Veterans Day garners even more recognition than ever this year, as it takes place on 11/11/11 and, thus, should be a time when, more than ever, we pause to recognize those who fought and sacrificed for the defense of freedom.
That recognition, however, goes far beyond one day of easy platitudes about “our brave men and women in uniform,” who are all too often sent into harm’s way by questionable political policies and, truth be told, are all too often not treated with the fairness and respect they deserve by the very government that sent them to war when they return home.
Veterans Day in 2011 challenges us, as a nation, to right these wrongs and to honor those who serve 365 days a year.
Yet, this is only the beginning of the challenges, and opportunities, that this date presents in 2011, which, unbeknownst to most of us, has been declared by the United Nations General Assembly as the International Year for People of African Descent, a global call to the human family to recognize the centuries of injustices still being done to some of its members. It is also a call to the peoples of the African World to show ourselves strong in all of our struggles and achievements.

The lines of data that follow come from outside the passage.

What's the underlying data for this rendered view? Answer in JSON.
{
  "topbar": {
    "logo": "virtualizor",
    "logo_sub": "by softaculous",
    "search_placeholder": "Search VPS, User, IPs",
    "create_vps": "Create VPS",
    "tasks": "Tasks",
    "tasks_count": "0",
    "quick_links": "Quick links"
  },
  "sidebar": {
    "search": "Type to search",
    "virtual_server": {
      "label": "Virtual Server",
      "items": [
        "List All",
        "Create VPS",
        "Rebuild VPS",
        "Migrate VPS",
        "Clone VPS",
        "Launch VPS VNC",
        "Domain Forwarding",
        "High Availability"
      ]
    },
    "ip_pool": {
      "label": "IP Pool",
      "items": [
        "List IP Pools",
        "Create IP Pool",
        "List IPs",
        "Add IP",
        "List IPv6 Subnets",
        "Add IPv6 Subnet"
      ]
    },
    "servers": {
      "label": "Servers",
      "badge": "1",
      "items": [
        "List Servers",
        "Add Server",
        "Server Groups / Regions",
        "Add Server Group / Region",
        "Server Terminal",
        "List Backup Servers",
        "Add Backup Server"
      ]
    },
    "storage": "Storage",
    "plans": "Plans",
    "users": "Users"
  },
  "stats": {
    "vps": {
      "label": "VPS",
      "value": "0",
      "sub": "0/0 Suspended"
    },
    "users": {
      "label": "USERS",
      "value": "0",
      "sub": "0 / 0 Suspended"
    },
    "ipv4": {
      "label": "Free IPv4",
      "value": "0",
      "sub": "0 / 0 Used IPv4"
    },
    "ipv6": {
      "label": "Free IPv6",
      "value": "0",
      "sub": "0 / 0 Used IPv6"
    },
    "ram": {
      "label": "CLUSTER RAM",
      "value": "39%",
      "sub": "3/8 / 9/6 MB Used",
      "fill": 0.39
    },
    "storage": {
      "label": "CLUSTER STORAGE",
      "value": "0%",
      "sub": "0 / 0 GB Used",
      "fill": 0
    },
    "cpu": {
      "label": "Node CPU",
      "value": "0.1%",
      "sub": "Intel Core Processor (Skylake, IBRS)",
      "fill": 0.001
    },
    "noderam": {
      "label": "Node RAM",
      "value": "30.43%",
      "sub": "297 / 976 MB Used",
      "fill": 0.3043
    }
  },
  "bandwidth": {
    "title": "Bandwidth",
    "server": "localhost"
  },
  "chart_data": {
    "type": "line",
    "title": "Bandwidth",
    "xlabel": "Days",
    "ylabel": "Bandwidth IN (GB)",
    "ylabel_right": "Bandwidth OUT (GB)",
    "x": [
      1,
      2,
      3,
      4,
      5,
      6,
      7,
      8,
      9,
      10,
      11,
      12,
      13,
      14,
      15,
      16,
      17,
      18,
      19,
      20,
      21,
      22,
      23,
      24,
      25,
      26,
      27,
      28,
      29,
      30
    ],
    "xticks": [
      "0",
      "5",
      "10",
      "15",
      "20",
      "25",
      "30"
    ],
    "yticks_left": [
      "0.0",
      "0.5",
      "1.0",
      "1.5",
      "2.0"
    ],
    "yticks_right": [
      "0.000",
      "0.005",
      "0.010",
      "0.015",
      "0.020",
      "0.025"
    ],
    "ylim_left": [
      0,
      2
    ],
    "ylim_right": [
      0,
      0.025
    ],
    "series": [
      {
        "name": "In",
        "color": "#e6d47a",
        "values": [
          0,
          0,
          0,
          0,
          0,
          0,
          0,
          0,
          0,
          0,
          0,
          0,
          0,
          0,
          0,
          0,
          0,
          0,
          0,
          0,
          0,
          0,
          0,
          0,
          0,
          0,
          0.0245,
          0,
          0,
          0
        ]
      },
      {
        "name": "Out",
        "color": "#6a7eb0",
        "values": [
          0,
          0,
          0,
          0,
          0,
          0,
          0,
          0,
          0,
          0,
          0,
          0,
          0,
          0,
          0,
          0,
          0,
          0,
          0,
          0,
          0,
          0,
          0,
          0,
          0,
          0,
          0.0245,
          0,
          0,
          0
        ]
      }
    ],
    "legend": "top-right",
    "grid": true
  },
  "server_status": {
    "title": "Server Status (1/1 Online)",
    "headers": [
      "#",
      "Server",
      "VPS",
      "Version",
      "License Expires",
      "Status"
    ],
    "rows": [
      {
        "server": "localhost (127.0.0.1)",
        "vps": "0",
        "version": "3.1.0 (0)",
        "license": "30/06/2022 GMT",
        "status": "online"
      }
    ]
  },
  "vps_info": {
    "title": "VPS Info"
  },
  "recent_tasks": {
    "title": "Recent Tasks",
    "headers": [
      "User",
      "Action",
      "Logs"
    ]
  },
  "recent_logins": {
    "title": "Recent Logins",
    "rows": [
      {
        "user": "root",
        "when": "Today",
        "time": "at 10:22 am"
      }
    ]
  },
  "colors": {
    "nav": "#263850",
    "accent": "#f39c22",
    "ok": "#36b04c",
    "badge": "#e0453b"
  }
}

In this light, Nov. 11, 2011, has an even greater significance for America, in many ways, because of what occurred right here in the U.S., not in Europe or elsewhere, 170 years ago, on Friday, Nov. 11, 1831, at noon, in Jerusalem, Va.
That was the day that Nat Turner, leader of the most famous slave insurrection in the nation’s history, which had been launched in August of that year, was hanged and his body skinned and dismembered, with pieces handed out to onlookers as souvenirs. (One person is reported to have made a wallet from a piece of the skin.)
Nat Turner led a fight for freedom of the enslaved, against slave owners who had no intention of ever ending the crime of slavery, which they made legal, while escape or resistance was illegal. While there may be nothing to be glorified in the rampage which killed some 60 whites, including women and children, as they slept, there is even less to glorify the conditions which caused this revolt in the first place, or in the torture and rampant murders of hundreds of black people at random, as far away as in surrounding states by racist militias and vigilantes, in retaliation.
Nov. 11, 2011, thus provides us with what today is called “a teachable moment,” a time to reflect on how many human lives have been sacrificed, and continue to be in the name of freedom for some and oppression for others.
Nat Turner’s was no isolated revolt. He was born only eight days before the hanging of Gabriel Prosser, whose revolt in Richmond was betrayed, in the same year (1800) that John Brown was born, and the year when Denmark Vesey, who would lead a revolt in South Carolina, purchased his freedom.
Slavery was violently enforced, but not passively accepted, and revolts like Turner’s were the violence that violence begat. Despite slave owners’ desperate attempts to keep them ignorant, black people were keenly aware of their condition. Turner’s revolt occurred only two years after the publication of David Walker’s Appeal, for example.
This was the historical foundation of the struggles, and achievements, of black and other “minority” veterans, as well, which also must be recognized as we pay true tribute on Veterans Day on 11/11/11.
Not the least of local achievements to be recognized is the brave participation by returning sailors in the 1945 protest which led to the creation of Historic Virginia Key Beach Park, the establishment of model communities for “Colored” veterans like Richmond Heights and Bunche Park in 1949 or the defense of the Liberty Square neighborhood against white racists by black veterans in the area which would come to be known as “Little Korea,” among the many unheralded contributions that African-American veterans, who often had to “fight to fight,” rather than be relegated to menial tasks, during their military service, have made to their community and the nation.
Photo: Dinizulu Gene Tinnie